All the book’s chapters follow the same basic structure. First, there is an introduction to each historical epoch, detailing the hard facts about stage production, textual revisions, and contemporary reactions. These are mixed in with some more offbeat details (did you know that Shakespeare himself played the ghost of Hamlet’s father? Or that he was actually ridiculed in his time for his lack of classical education?). The facts are then followed by a discussion of each period’s political and ideological readings, before Bevington ties off the chapter with a short summary, tying all the information he has just bombarded you with into neat, tidy, digestible package.
But while the range of information on display is dazzling in itself, what is particularly impressive about Murder Most Foul is the ease with which Bevington guides his reader through relatively complex ideas. You would not need an academic background to understand anything in this book, and yet the text deals with Freud, post-modernism, and other lesser known but no less complex theories. Part of the key to the book’s clarity is its heavy use of quotation, both from Hamlet and the secondary texts. Bevington is an expert at unpacking these quotes, and is able to couch them in everyday language that does not oversimplify, but succeeds in making them accessible to the general reader. As an aside, there’s also the odd picture which really helps to bring to life everything he talks about.
The only criticisms I have are that sometimes the facts are discussed for too long (do you need fifteen pages of comparison between Shakespeare’s Hamlet and the original Norse saga?) and that Hamlet’s plot is reiterated too many times (though this may be to accommodate readers who only dip into chapters they are particularly interested in).

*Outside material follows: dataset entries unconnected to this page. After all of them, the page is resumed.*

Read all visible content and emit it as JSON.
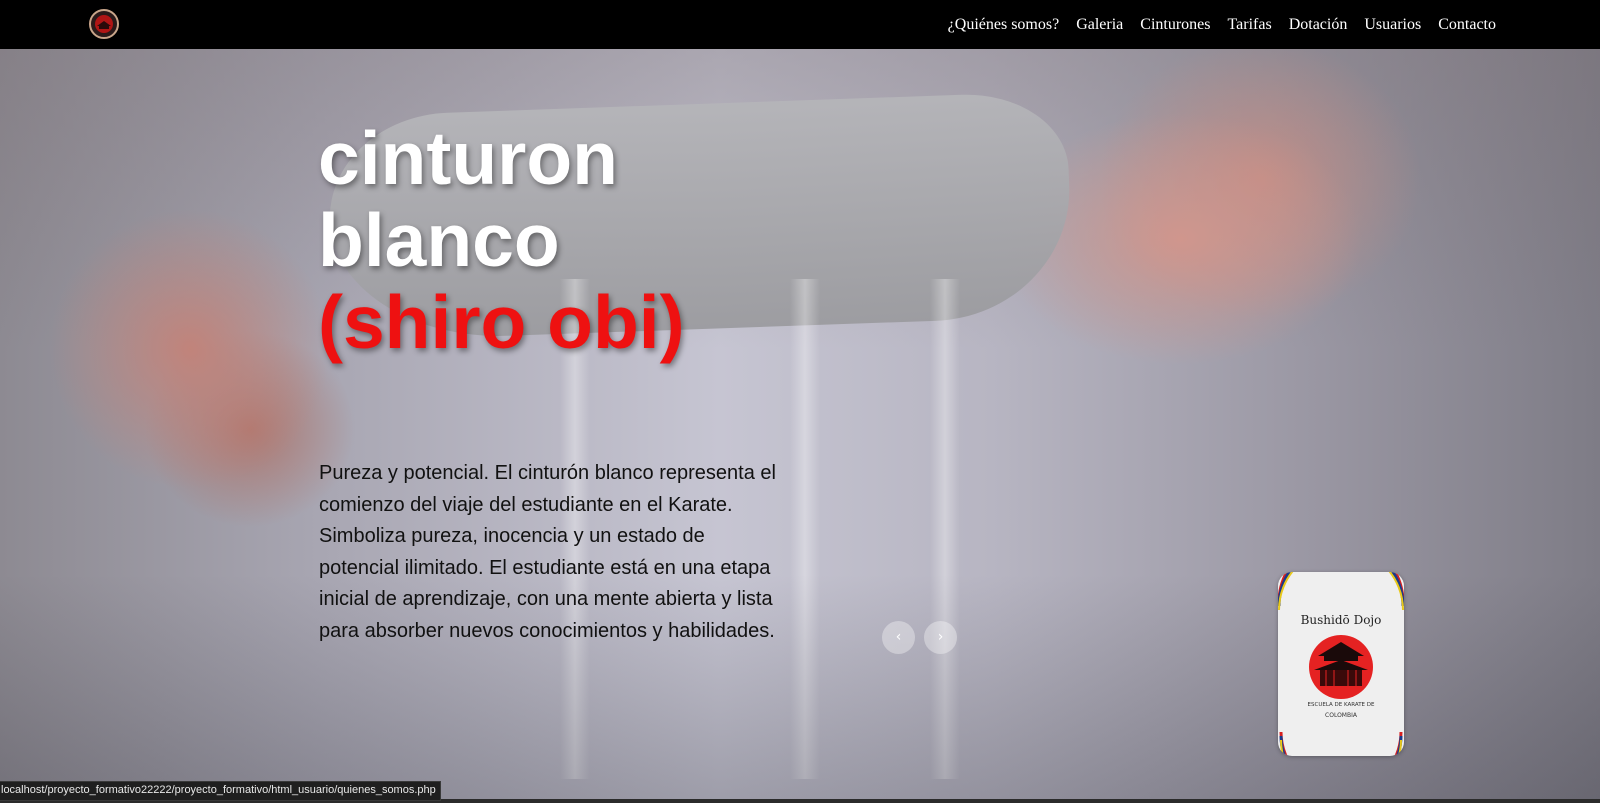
{
  "nav": {
    "logo": "dojo-logo",
    "links": [
      "¿Quiénes somos?",
      "Galeria",
      "Cinturones",
      "Tarifas",
      "Dotación",
      "Usuarios",
      "Contacto"
    ]
  },
  "hero": {
    "title_line1": "cinturon",
    "title_line2": "blanco",
    "title_accent": "(shiro obi)",
    "description": "Pureza y potencial. El cinturón blanco representa el comienzo del viaje del estudiante en el Karate. Simboliza pureza, inocencia y un estado de potencial ilimitado. El estudiante está en una etapa inicial de aprendizaje, con una mente abierta y lista para absorber nuevos conocimientos y habilidades."
  },
  "carousel": {
    "prev_icon": "chevron-left-icon",
    "prev_label": "‹",
    "next_icon": "chevron-right-icon",
    "next_label": "›"
  },
  "dojo_card": {
    "name": "Bushidō Dojo",
    "tagline": "ESCUELA DE KARATE DE",
    "country": "COLOMBIA"
  },
  "status_bar": {
    "url": "localhost/proyecto_formativo22222/proyecto_formativo/html_usuario/quienes_somos.php"
  },
  "colors": {
    "accent_red": "#ee1111",
    "navbar_bg": "#000000"
  }
}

Overall, Murder Most Foul would serve as an excellent introduction not only to Hamlet, but also to the wider context of Shakespeare’s work and the ongoing history of critical theories surrounding it.